## DIRECTIONS:
Which lines below contain the word "name"? Copy each one.

## INPUT DATA:
/---
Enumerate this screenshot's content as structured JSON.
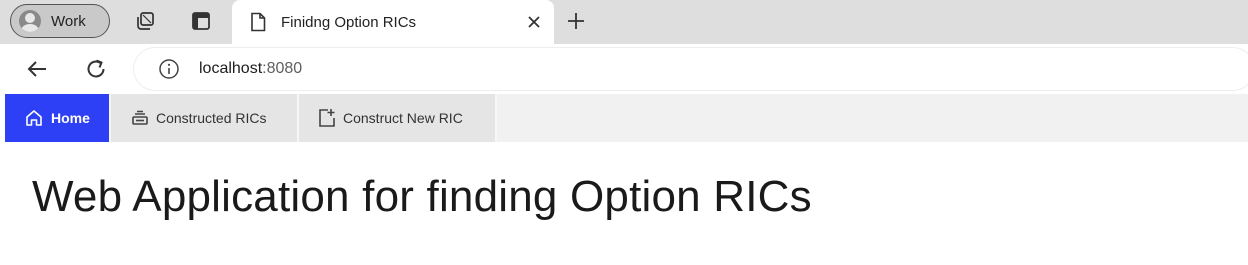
{
  "browser": {
    "profile_label": "Work",
    "tab_title": "Finidng Option RICs",
    "address": {
      "host": "localhost",
      "port": ":8080"
    }
  },
  "app": {
    "nav": [
      {
        "label": "Home",
        "icon": "home-icon",
        "active": true
      },
      {
        "label": "Constructed RICs",
        "icon": "stack-icon",
        "active": false
      },
      {
        "label": "Construct New RIC",
        "icon": "add-document-icon",
        "active": false
      }
    ],
    "heading": "Web Application for finding Option RICs",
    "accent_color": "#2e40f5"
  }
}
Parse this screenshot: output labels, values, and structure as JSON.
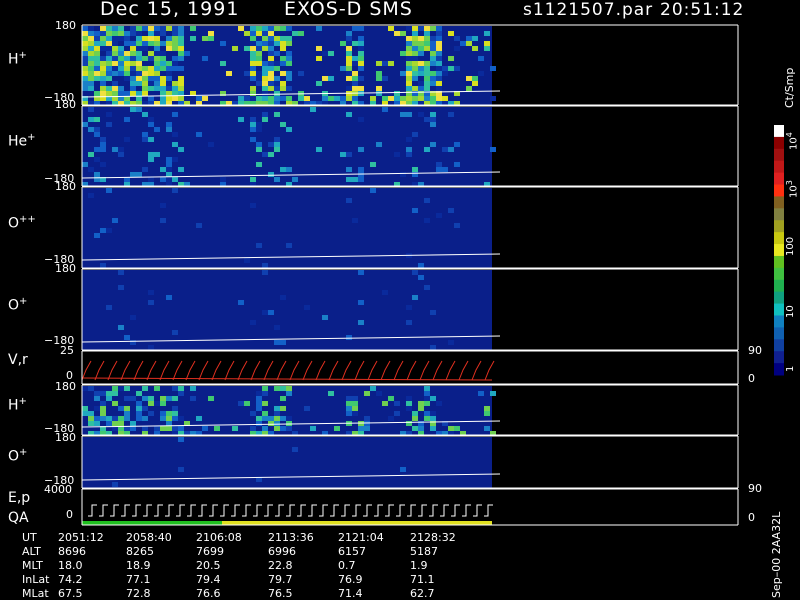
{
  "header": {
    "date": "Dec 15, 1991",
    "instrument": "EXOS-D SMS",
    "file": "s1121507.par",
    "time": "20:51:12"
  },
  "chart_data": {
    "type": "heatmap",
    "panels": [
      {
        "label": "H",
        "sup": "+",
        "ytop": "180",
        "ybot": "−180",
        "intensity": 0.9
      },
      {
        "label": "He",
        "sup": "+",
        "ytop": "180",
        "ybot": "−180",
        "intensity": 0.25
      },
      {
        "label": "O",
        "sup": "++",
        "ytop": "180",
        "ybot": "−180",
        "intensity": 0.05
      },
      {
        "label": "O",
        "sup": "+",
        "ytop": "180",
        "ybot": "−180",
        "intensity": 0.05
      },
      {
        "label": "V,r",
        "sup": "",
        "ytop": "25",
        "ybot": "0",
        "right_top": "90",
        "right_bot": "0"
      },
      {
        "label": "H",
        "sup": "+",
        "ytop": "180",
        "ybot": "−180",
        "intensity": 0.45
      },
      {
        "label": "O",
        "sup": "+",
        "ytop": "180",
        "ybot": "−180",
        "intensity": 0.03
      },
      {
        "label": "E,p",
        "sup": "",
        "label2": "QA",
        "ytop": "4000",
        "ybot": "0",
        "right_top": "90",
        "right_bot": "0"
      }
    ],
    "colorbar": {
      "unit": "Ct/Smp",
      "ticks": [
        {
          "label": "1",
          "sup": ""
        },
        {
          "label": "10",
          "sup": ""
        },
        {
          "label": "100",
          "sup": ""
        },
        {
          "label": "10",
          "sup": "3"
        },
        {
          "label": "10",
          "sup": "4"
        }
      ]
    },
    "x_axis": {
      "rows": [
        {
          "name": "UT",
          "values": [
            "2051:12",
            "2058:40",
            "2106:08",
            "2113:36",
            "2121:04",
            "2128:32"
          ]
        },
        {
          "name": "ALT",
          "values": [
            "8696",
            "8265",
            "7699",
            "6996",
            "6157",
            "5187"
          ]
        },
        {
          "name": "MLT",
          "values": [
            "18.0",
            "18.9",
            "20.5",
            "22.8",
            "0.7",
            "1.9"
          ]
        },
        {
          "name": "InLat",
          "values": [
            "74.2",
            "77.1",
            "79.4",
            "79.7",
            "76.9",
            "71.1"
          ]
        },
        {
          "name": "MLat",
          "values": [
            "67.5",
            "72.8",
            "76.6",
            "76.5",
            "71.4",
            "62.7"
          ]
        }
      ]
    },
    "footer_note": "Sep–00 2AA32L"
  }
}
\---
## OUTPUT:
          "name": "UT",
          "name": "ALT",
          "name": "MLT",
          "name": "InLat",
          "name": "MLat",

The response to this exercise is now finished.